In this current session of our Legislature, 18 bills that attack women's health and rights have been introduced. From a mandatory ultrasound bill — which would force women to undergo an unnecessary and expensive medical procedure in order to get an abortion — to a full ban on abortion, the impact of these bills, if passed into law, will be devastating. Women's rights would be set back decades. Women's health would be at risk.
The Florida bills are among the most extreme in the nation — many lack exemptions for women who are facing threats to their health or coping with fetal impairment or rape or incest. What is missing from all of these proposals is an understanding of the complicated and unique circumstances women face when deciding to terminate a pregnancy. As legislators consider these bills, they would do well to examine the facts — not rhetoric and lies.

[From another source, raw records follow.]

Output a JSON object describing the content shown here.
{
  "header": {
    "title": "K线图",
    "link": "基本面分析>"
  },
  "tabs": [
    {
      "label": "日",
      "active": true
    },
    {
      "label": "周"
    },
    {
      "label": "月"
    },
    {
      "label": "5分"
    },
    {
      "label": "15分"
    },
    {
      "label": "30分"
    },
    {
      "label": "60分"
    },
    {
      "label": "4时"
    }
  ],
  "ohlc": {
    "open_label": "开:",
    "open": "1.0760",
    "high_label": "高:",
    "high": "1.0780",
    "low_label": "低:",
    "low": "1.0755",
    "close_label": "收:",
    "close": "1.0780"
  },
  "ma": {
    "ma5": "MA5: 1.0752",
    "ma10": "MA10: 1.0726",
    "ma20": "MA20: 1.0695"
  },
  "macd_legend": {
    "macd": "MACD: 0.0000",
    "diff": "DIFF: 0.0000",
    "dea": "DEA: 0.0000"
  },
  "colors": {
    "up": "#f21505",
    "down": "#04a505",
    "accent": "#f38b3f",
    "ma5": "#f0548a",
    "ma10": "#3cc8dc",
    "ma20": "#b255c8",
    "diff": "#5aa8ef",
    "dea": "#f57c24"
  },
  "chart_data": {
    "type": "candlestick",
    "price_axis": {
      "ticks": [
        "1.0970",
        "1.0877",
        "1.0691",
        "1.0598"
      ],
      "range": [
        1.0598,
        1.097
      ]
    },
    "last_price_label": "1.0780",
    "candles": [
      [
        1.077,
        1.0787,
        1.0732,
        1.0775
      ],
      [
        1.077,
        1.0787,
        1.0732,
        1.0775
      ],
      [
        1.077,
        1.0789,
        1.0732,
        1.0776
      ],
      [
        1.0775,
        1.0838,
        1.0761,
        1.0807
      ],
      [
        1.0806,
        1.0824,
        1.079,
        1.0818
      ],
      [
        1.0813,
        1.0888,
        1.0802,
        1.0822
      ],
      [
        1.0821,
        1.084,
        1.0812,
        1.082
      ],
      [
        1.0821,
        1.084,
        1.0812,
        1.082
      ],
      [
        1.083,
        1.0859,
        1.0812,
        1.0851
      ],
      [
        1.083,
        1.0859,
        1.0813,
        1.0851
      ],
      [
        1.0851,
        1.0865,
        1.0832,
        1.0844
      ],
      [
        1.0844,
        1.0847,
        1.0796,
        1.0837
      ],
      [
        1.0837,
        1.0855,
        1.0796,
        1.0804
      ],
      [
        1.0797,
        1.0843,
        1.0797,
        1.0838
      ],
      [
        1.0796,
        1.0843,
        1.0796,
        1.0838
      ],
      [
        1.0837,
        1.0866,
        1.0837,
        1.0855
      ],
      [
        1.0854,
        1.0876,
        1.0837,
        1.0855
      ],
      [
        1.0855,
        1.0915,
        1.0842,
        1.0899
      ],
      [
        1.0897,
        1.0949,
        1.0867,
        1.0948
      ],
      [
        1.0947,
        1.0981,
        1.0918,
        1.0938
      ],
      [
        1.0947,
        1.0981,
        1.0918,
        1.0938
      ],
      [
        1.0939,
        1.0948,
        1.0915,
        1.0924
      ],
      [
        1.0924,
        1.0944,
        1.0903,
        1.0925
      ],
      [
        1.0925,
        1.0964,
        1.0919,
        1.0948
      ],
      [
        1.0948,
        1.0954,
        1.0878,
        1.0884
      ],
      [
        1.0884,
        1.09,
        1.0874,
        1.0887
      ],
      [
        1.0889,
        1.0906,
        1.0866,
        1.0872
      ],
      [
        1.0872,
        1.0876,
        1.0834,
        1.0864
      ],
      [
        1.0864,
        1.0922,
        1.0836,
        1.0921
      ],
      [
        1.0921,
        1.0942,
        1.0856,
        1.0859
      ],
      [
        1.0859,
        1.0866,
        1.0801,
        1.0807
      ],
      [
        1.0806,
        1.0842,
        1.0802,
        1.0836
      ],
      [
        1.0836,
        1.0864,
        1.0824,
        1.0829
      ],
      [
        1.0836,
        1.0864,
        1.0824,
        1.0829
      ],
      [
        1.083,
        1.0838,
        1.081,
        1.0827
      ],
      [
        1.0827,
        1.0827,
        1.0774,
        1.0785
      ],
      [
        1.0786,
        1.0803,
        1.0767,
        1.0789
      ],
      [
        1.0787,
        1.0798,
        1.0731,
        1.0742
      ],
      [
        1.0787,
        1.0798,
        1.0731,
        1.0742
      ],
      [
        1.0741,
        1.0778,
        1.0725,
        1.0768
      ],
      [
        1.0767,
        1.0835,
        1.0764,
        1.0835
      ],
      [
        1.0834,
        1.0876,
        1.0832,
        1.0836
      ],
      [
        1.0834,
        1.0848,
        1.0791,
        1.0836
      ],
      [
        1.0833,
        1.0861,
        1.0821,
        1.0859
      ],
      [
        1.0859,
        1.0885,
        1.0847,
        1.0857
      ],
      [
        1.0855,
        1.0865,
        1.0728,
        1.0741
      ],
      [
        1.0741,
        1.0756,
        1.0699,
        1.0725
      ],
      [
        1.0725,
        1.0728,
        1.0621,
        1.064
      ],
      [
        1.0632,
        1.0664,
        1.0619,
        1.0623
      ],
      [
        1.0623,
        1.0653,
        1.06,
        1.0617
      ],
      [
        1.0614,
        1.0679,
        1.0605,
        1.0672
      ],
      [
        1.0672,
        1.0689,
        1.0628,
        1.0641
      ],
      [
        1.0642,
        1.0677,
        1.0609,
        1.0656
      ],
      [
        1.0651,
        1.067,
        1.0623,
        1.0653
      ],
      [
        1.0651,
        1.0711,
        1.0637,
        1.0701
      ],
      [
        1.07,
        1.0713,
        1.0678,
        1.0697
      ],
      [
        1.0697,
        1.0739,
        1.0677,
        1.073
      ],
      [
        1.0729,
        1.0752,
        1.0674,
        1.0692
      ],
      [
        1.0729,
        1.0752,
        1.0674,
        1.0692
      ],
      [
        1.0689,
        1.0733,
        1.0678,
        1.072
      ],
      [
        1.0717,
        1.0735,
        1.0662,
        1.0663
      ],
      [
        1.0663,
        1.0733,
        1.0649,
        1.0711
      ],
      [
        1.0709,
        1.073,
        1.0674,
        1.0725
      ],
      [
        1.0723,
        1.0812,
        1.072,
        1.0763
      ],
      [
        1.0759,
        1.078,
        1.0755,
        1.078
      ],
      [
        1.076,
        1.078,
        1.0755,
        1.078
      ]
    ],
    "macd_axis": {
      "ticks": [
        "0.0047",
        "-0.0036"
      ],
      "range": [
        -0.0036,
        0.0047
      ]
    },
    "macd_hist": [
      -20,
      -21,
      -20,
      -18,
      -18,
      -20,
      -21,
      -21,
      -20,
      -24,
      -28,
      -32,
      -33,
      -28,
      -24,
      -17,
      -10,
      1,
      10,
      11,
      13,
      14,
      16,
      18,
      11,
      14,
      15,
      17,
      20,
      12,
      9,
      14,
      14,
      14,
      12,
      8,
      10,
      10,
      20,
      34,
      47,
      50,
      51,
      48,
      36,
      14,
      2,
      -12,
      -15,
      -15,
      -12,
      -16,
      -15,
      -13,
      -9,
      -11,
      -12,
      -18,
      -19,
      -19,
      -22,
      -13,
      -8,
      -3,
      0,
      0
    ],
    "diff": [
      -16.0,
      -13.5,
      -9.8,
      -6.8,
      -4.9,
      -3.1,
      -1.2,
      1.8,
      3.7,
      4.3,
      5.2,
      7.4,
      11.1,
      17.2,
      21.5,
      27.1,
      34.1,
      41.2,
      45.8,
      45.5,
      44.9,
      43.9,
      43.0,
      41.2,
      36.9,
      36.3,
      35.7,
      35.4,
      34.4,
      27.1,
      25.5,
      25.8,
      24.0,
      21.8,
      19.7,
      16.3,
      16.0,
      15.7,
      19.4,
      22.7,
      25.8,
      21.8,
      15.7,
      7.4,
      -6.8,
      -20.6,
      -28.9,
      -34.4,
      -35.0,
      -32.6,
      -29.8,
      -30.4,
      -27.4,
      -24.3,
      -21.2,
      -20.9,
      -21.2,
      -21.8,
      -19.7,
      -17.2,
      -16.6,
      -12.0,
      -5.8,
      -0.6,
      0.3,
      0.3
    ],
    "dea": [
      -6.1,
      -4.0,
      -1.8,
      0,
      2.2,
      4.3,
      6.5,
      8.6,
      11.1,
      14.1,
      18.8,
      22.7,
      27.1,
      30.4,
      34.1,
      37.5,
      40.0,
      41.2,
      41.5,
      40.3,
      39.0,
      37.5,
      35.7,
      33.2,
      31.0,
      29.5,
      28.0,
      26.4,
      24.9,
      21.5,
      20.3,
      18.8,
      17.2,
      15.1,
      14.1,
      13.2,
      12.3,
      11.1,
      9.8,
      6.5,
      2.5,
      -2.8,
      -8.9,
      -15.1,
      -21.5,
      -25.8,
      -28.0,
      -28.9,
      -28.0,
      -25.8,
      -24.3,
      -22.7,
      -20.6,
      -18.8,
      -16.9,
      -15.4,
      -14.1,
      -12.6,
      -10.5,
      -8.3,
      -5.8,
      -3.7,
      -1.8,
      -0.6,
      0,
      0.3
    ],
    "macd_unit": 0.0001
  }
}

Our legislators owe it to their constituents to debate these anti-choice bills honestly. Instead, our Legislature has become fodder for late-night comics by censoring the word "uterus" and refusing to proclaim "Birth Control Matters Day" — all the while turning their backs on measures that would reduce the number of unintended pregnancies in our state.
Florida needs community health providers like Planned Parenthood for first-rate health care and as an organization willing to fight for women's reproductive health and rights. Especially during these tough economic times, when Floridians face high unemployment rates and many do not have health insurance, good, economical health care is vital.
Our legislators should stop attacking Planned Parenthood and, instead, join them. We all want to reduce the number of abortions in our state, and family planning and sound economical health care for women are the paths to follow.
Dr. Charles Mahan is dean emeritus of the College of Public Health at the University of South Florida. He served as Florida's state health officer from 1988 to 1995.